Anti-money laundering: MEPs vote to shed light on the true owners of companies 

Press Releases 
  • Identify beneficial owners of companies operating in the EU 
  • EP to back closer controls on virtual currencies 
  • Greater protection for whistleblowers 

To shed light on the true owners of letterbox companies, any citizen will, in future, be able to access data about the beneficial owners of firms operating in the EU.

MEPs supported on Thursday -- by 574 votes to 13 votes, with 60 abstentions -- a December agreement reached with the Council, which also proposed closer regulation for virtual currencies, like Bitcoin, to prevent them being used for money laundering and terrorism financing.

The agreement represents the fifth and latest update to the EU’s Anti-money laundering Directive and is partly a response to the terrorist attacks of 2015 and 2016 in Paris and Brussels, as well as the Panama Papers leaks. 
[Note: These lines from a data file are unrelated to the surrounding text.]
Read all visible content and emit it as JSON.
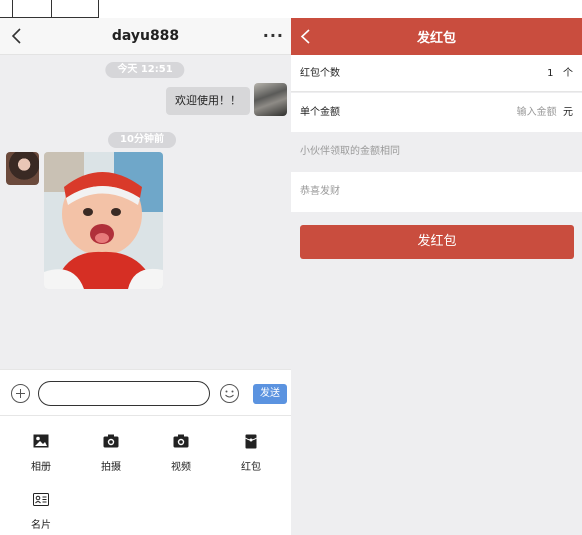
{
  "chat": {
    "title": "dayu888",
    "more": "···",
    "time1": "今天 12:51",
    "message1": "欢迎使用！！",
    "time2": "10分钟前",
    "send_label": "发送",
    "input_value": ""
  },
  "tools": [
    {
      "label": "相册",
      "icon": "album-icon"
    },
    {
      "label": "拍摄",
      "icon": "camera-icon"
    },
    {
      "label": "视频",
      "icon": "video-icon"
    },
    {
      "label": "红包",
      "icon": "red-packet-icon"
    },
    {
      "label": "名片",
      "icon": "card-icon"
    }
  ],
  "redpacket": {
    "title": "发红包",
    "count_label": "红包个数",
    "count_value": "1",
    "count_unit": "个",
    "amount_label": "单个金额",
    "amount_placeholder": "输入金额",
    "amount_unit": "元",
    "hint": "小伙伴领取的金额相同",
    "greeting_placeholder": "恭喜发财",
    "submit_label": "发红包"
  },
  "colors": {
    "accent_red": "#c94d3e",
    "send_blue": "#5b93e0",
    "bg_grey": "#eeeef0"
  }
}
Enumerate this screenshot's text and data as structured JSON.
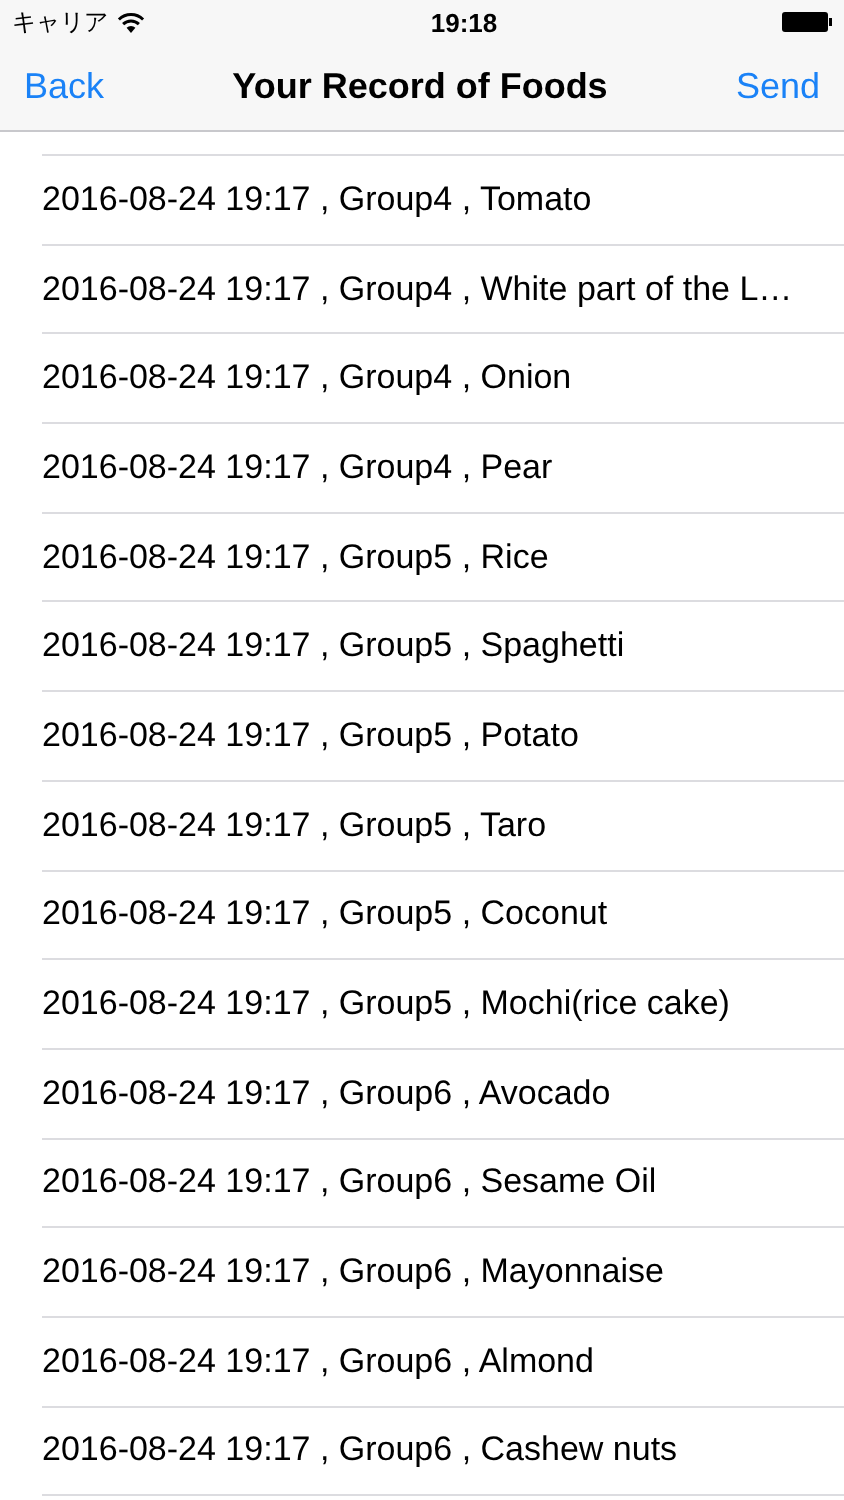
{
  "status_bar": {
    "carrier": "キャリア",
    "time": "19:18"
  },
  "nav": {
    "back": "Back",
    "title": "Your Record of Foods",
    "action": "Send"
  },
  "rows": [
    "2016-08-24 19:17 , Group4 , Tomato",
    "2016-08-24 19:17 , Group4 , White part of the L…",
    "2016-08-24 19:17 , Group4 , Onion",
    "2016-08-24 19:17 , Group4 , Pear",
    "2016-08-24 19:17 , Group5 , Rice",
    "2016-08-24 19:17 , Group5 , Spaghetti",
    "2016-08-24 19:17 , Group5 , Potato",
    "2016-08-24 19:17 , Group5 , Taro",
    "2016-08-24 19:17 , Group5 , Coconut",
    "2016-08-24 19:17 , Group5 , Mochi(rice cake)",
    "2016-08-24 19:17 , Group6 , Avocado",
    "2016-08-24 19:17 , Group6 , Sesame Oil",
    "2016-08-24 19:17 , Group6 , Mayonnaise",
    "2016-08-24 19:17 , Group6 , Almond",
    "2016-08-24 19:17 , Group6 , Cashew nuts"
  ]
}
 Public access to information on real owners of firms

The reforms giving citizens the right to access information on the beneficial owners of firms which operate in the EU, could help quash the corrupt use of letterbox companies created to launder money, hide wealth and avoid paying taxes - a practice which received widespread attention in the wake of the Panama Papers.  

An additional measure would also open up data on beneficial owners of trusts and similar arrangements to those who can demonstrate a “legitimate interest”. This would make information on trusts available to investigative journalists and non-governmental organisations (NGOs). Member states will also retain the right to provide broader access to information, in accordance with their national law.

Customer verification for virtual currencies

The new measures also address risks linked to prepaid cards and virtual currencies. In a bid to end the anonymity associated with virtual currencies, virtual currency exchange platforms and custodian wallet providers will, like banks, have to apply customer due diligence controls, including customer verification requirements. 

These platforms and providers will also have to be registered, as will currency exchanges and cheque cashing offices, and trust or company services providers.

Lower threshold on prepaid cards

Other measures agreed as part of the update include:

  • a reduction in the threshold for identifying the holders of prepaid cards from currently €250 to €150;
  • tougher criteria for assessing whether non-EU countries pose an increased risk of money laundering and closer scrutiny of transactions involving nationals from risky countries (including the possibility of sanctions);
  • protection for whistleblowers who report money laundering (including the right to anonymity);
  • an extension of the Directive to cover all forms of tax advisory services, letting agents, art dealers, as well as electronic wallet providers and virtual currency exchange service providers.




Krišjānis KARIŅŠ (EPP, LV), co-rapporteur said: “Criminal behaviour hasn’t changed. Criminals use anonymity to launder their illicit proceeds or finance terrorism. This legislation helps address the threats to our citizens and the financial sector by allowing greater access to the information about the people behind firms and by tightening rules regulating virtual currencies and anonymous prepaid cards.”


Judith Sargentini (Verts/ALE, NL), co-rapporteur said: “Annually, we lose billions of euros to money laundering, terrorism financing, tax evasion and avoidance -- money that should go to fund our hospitals, schools and infrastructure. With this new legislation, we introduce tougher measures, widening the duty of financial entities to undertake customer due diligence.  This will shine a light on those who hide behind companies and trusts and keep our financial systems clean. These rules will also be of enormous benefit to developing countries and their fight against illicit outflows of money which is desperately needed for investment in their own societies.”


Next steps


The updated directive will enter into force three days after its publication in the Official Journal of the European Union.  Member states will then have 18 months to transpose the new rules into national law.